The FCC-ee in a few words
The idea of a large circular e+e- collider as Higgs Factory came from a conjunction of circumstances: i) the need of a large tunnel for the continuation of the high energy exploration after the LHC; ii) the new ‘nano-beam’ designs proposed for the ‘super’ B factories; iii) and of course the discovery of the Higgs boson with a mass that could have been reached (with efforts) at LEPII. The idea of such a machine as a first step toward a 100TeV pp collider was submitted to the ESPP2013/13 and led to the FCC study, launched in 2014. The study concluded in its FCC-int submission to the ESPP2020 that the “The most effective and comprehensive approach to thoroughly explore the open questions in modern particle physics is a staged research programme, integrating in sequence lepton (FCC-ee) and hadron (FCC-hh) collisions”.
The ESPP concluded: “Europe, together with its international partners, should investigate the technical and financial feasibility of a future hadron collider at CERN with a centre-of-mass energy of at least 100 TeV and with an electron-positron Higgs and electroweak factory as a possible first stage. Such a feasibility study of the colliders and related infrastructure should be established as a global endeavour and be completed on the timescale of the next Strategy update.”
The FCC-ee is a high-luminosity, high-precision e+e- circular collider. Two separate e+ and e- storage rings with very strong focusing, fed by a full size continuous injector, provide e+e- collision luminosities ranging from (per interaction point) 230 1034 /cm2 /s at the Z pole, 8 1034 /cm2 /s at the ZH production maximum (240 GeV) and 1.7 1034 /cm2 /s at the tt threshold and up to 365 GeV. Two to four interaction points are considered. The run plan of 15-20 years yields 5 1012 Z bosons, 108 W pairs, 1.3 106 Higgs bosons and 106 top quark pairs. Thanks to the availability of transverse polarization, the energy calibration at 100 keV precision offers unprecedented precision for measurements of Z and W properties. The possibility of s-channel Higgs production at ECM=125 GeV is under study, giving unique access to the electron Yukawa coupling. These opportunities make the FCC-ee stand out among the other Higgs factory proposals. Especially at the Z run, considerable challenges await experimenters and theorists, for systematic uncertainties to match the extraordinary available statistical precision.

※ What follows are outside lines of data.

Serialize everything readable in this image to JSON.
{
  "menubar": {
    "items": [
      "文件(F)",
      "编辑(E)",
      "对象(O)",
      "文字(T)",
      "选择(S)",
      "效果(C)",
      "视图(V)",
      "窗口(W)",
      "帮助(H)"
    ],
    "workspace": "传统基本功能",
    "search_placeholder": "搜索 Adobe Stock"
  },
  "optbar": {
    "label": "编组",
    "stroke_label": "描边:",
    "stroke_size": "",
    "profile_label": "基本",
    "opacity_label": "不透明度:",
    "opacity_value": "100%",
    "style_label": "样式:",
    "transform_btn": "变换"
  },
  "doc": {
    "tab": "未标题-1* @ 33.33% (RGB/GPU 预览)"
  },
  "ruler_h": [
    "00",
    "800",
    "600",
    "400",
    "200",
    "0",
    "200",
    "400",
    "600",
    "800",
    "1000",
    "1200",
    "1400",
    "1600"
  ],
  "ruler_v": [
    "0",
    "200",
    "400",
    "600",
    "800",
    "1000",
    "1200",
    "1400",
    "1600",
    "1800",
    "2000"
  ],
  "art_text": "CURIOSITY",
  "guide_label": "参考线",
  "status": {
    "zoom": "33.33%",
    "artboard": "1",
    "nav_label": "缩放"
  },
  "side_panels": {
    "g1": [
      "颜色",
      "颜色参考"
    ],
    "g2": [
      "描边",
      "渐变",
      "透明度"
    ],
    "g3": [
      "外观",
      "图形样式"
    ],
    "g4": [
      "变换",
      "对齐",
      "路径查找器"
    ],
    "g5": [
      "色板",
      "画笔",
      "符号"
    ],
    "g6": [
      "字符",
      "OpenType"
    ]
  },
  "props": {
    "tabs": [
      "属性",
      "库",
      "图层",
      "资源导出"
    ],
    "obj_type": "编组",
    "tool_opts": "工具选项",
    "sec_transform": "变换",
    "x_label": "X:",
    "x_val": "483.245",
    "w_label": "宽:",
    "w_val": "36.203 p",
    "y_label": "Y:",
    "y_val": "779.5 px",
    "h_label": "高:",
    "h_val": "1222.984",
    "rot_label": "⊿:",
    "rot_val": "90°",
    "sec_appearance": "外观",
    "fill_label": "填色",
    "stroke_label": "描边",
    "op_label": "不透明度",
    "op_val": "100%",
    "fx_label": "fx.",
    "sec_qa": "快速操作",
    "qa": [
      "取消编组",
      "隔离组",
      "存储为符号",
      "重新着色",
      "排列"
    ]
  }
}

Following the ESPP 2020 recommendations, the goal until 2025 of the Physics Experiments and Detector studies will be, with widest participation from the international community, the delivery of an advanced CDR demonstrating the breath and feasibility of the experimental program, including detector designs. The present focus on the experimental side is the analysis of physics benchmark measurements with the aim of producing a consistent set of detector requirements, under the aegis of the Physics Performance Coordination. The design of the detectors, the use of the latest technologies, and the R&D program, offer great opportunities for creativity. On the phenomenological side, focus will be the full understanding of the possibilities for discovery of the machine, as well as the planning of the precision calculations required to fully exploit the program of precision measurements.
To learn more about the current challenges, join the design study group, and collaborate with us! “Europe and International Partners” all welcome.
A prototype for the final focussing quadrupole of the FCC-ee was 3D-printed over Xmas, for tests and measurements. Congratulations to Mike Koratzinos and magnet group for this achievement.
FCC-ee could measure the top quark electroweak couplings with unprecedented precision through the top pair production in semileptonic decays. Check the paper here.
The Fields and Particles division of the "Societé Française de Physique" encourages the study of an e+e- collider to measure the Higgs, top, Z and W properties. Check the conclusions delivered after the "Journée: Futur de la Physique des particules", at LPNHE, Paris, and Patrick Janot's FCC talk in this context.
Terry Wyatt supported a very clear physics case for an e+e- 90-350(500) GeV collider during his talk on the overview of the European Strategy for Particle Physics, at UK HEP Forum 2015. Check his talk here.
Check out the slides and the recording of this lively lecture here.
The first annual meeting of this visionary study marked a milestone of the first exploratory study phase. 340 participants and 290 contributions from all domains of the study gave impressive evidence of the progress achieved and the challenges ahead.
One year after the FCC kick-off meeting, the first annual meeting of the Future Circular Collider study is taking place in Washington on the 23rd-27th March. The purpose is to conclude the first exploratory phase and identify the baseline for the further study. Don't miss this very important milestone!
Ayres Freitas (Precision Calculations), Matthew McCullough (BSM Models) and Freya Blekmann (Top-quark properties) have joined the physics coordination group. Welcome Freya, Ayres and Matthew!
Frederick Bordry will introduce the general public to the feasibility of designing, building and operating the FCC, as well as the different machine options (hh,ee,he), at the CERN Globe on the 11th March. Registration is mandatory here.
Three years ago today, we submitted our first paper on A High Luminosity e+e- Collider in the LHC tunnel to study the Higgs Boson. The numbers have changed, but our ambitious spirit remains the same. May you have many more, FCC-ee!